The entire time that I was chatting with Everlyne, the little girl that was captivated by the guitar was peeking her head in the door. She heard my music and slowly scooted her way into the room, back glued to the wall the entire time. I kept smiling at her over and over. She was adorable. She finally shyly came up to me and looked into my eyes, then back at the guitar, then back into my eyes. I would ask her “Sasa?” and “Habari?” (What’s up?) but without response. Then she got comfortable enough to rest her hands on my knee, so I gently took her hand and ran it against the strings of the guitar to strum it.That was enough—she loved it! She strummed and strummed and strummed. I rubbed her soft cheeks and covered her head with my hand. She smiled at me, and when I asked her “Sasa?” she adorably said “Poa.” (Nothing). It wasn’t long before we would play in and out of my coversation with Everlyne. She would come running up to me with a big smile on her face. As I got ready to leave, she motioned for me to pick her up…which, of course, I did. She was so light and felt so natural in my arms. Then I tossed her up in the air and looked into her eyes, pushing her nose like a little button. When I put her down to leave, she grabbed my hand and wouldn’t let go. It was hard to leave. Another piece of my heart was left in Kibera. I am starting to think I am not going to have a heart left!
Thankfully, I got to see many of the WEEP women and their children at the Kids Fun Day we held for the WEEP women and their children at the Giraffe Center. Katie, Margaret, and I ran the show of about 100 women and children, as we organized them all to see the giraffes and eat lunch. By the grace of God, everything panned out smoothly, and everyone had a great time. We even finished early!

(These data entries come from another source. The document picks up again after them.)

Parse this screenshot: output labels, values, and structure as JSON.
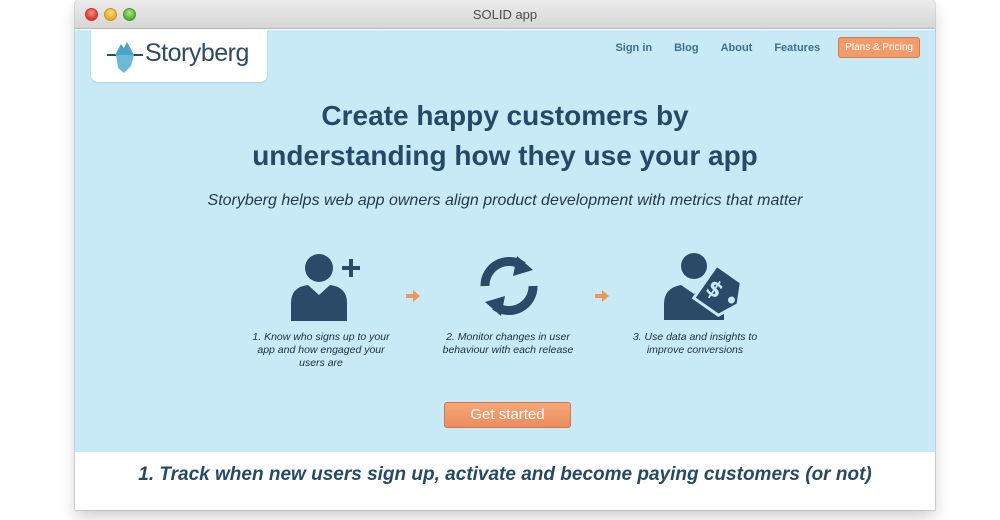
{
  "window": {
    "title": "SOLID app"
  },
  "logo": {
    "text": "Storyberg"
  },
  "nav": {
    "items": [
      {
        "label": "Sign in"
      },
      {
        "label": "Blog"
      },
      {
        "label": "About"
      },
      {
        "label": "Features"
      }
    ],
    "cta_label": "Plans & Pricing"
  },
  "hero": {
    "headline_line1": "Create happy customers by",
    "headline_line2": "understanding how they use your app",
    "subline": "Storyberg helps web app owners align product development with metrics that matter"
  },
  "steps": [
    {
      "icon": "add-user-icon",
      "text": "1. Know who signs up to your app and how engaged your users are"
    },
    {
      "icon": "refresh-cycle-icon",
      "text": "2. Monitor changes in user behaviour with each release"
    },
    {
      "icon": "user-price-tag-icon",
      "text": "3. Use data and insights to improve conversions"
    }
  ],
  "get_started_label": "Get started",
  "section": {
    "title": "1. Track when new users sign up, activate and become paying customers (or not)"
  },
  "colors": {
    "hero_bg": "#c7eaf6",
    "accent": "#f39c6b",
    "heading": "#264a66",
    "icon": "#2a4a67"
  }
}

This Kids Fun Day was supported by an 11 year old girl, who has decided for the past couple of years that instead of receiving gifts for her birthday, she would take money people gave to her to help children in Africa. Isn’t that precious? And that’s exactly what she did! These kids would have never had the opportunity to spend their Saturday at the Giraffe Center with a PB&J lunch. It was a special treat for them…especially considering that some of them may have otherwise not even set foot out of the slums where they live. How awesome that an 11 year old could give so radically! Asante sana, Alex.